[Records to use]:
-- -- --

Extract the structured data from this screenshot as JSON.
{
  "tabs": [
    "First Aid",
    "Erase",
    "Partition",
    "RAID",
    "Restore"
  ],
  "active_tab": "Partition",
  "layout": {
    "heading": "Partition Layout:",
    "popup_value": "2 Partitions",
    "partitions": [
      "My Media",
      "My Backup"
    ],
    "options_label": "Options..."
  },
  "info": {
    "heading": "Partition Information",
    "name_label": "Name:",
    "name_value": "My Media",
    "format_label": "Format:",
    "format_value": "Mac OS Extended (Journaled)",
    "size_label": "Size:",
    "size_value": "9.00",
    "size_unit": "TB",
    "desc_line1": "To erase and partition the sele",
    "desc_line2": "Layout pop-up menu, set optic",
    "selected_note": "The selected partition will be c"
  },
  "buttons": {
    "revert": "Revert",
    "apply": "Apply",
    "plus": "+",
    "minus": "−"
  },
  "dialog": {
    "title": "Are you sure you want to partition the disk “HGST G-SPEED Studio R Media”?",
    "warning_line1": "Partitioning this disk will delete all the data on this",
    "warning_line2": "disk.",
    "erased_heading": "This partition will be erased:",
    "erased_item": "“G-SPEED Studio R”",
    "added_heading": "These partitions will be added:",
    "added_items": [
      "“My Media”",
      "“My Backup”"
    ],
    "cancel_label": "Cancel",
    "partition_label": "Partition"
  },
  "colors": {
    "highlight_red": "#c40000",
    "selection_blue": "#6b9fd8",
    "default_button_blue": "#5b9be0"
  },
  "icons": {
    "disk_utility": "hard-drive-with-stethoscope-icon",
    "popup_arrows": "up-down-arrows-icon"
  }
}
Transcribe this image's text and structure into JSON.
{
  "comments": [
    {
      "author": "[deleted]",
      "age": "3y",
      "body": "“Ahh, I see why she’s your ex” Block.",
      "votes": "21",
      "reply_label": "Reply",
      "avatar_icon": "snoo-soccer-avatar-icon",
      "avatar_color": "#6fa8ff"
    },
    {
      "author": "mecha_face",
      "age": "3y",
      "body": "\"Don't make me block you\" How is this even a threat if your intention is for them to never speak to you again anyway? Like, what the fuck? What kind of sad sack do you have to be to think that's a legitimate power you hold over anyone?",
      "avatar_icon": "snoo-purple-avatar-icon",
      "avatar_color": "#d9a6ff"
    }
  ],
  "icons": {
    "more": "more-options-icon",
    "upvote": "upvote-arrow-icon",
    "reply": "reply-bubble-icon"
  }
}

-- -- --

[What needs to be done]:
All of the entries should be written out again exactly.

[Exercise solution]:
Extract the structured data from this screenshot as JSON.
{
  "tabs": [
    "First Aid",
    "Erase",
    "Partition",
    "RAID",
    "Restore"
  ],
  "active_tab": "Partition",
  "layout": {
    "heading": "Partition Layout:",
    "popup_value": "2 Partitions",
    "partitions": [
      "My Media",
      "My Backup"
    ],
    "options_label": "Options..."
  },
  "info": {
    "heading": "Partition Information",
    "name_label": "Name:",
    "name_value": "My Media",
    "format_label": "Format:",
    "format_value": "Mac OS Extended (Journaled)",
    "size_label": "Size:",
    "size_value": "9.00",
    "size_unit": "TB",
    "desc_line1": "To erase and partition the sele",
    "desc_line2": "Layout pop-up menu, set optic",
    "selected_note": "The selected partition will be c"
  },
  "buttons": {
    "revert": "Revert",
    "apply": "Apply",
    "plus": "+",
    "minus": "−"
  },
  "dialog": {
    "title": "Are you sure you want to partition the disk “HGST G-SPEED Studio R Media”?",
    "warning_line1": "Partitioning this disk will delete all the data on this",
    "warning_line2": "disk.",
    "erased_heading": "This partition will be erased:",
    "erased_item": "“G-SPEED Studio R”",
    "added_heading": "These partitions will be added:",
    "added_items": [
      "“My Media”",
      "“My Backup”"
    ],
    "cancel_label": "Cancel",
    "partition_label": "Partition"
  },
  "colors": {
    "highlight_red": "#c40000",
    "selection_blue": "#6b9fd8",
    "default_button_blue": "#5b9be0"
  },
  "icons": {
    "disk_utility": "hard-drive-with-stethoscope-icon",
    "popup_arrows": "up-down-arrows-icon"
  }
}
Transcribe this image's text and structure into JSON.
{
  "comments": [
    {
      "author": "[deleted]",
      "age": "3y",
      "body": "“Ahh, I see why she’s your ex” Block.",
      "votes": "21",
      "reply_label": "Reply",
      "avatar_icon": "snoo-soccer-avatar-icon",
      "avatar_color": "#6fa8ff"
    },
    {
      "author": "mecha_face",
      "age": "3y",
      "body": "\"Don't make me block you\" How is this even a threat if your intention is for them to never speak to you again anyway? Like, what the fuck? What kind of sad sack do you have to be to think that's a legitimate power you hold over anyone?",
      "avatar_icon": "snoo-purple-avatar-icon",
      "avatar_color": "#d9a6ff"
    }
  ],
  "icons": {
    "more": "more-options-icon",
    "upvote": "upvote-arrow-icon",
    "reply": "reply-bubble-icon"
  }
}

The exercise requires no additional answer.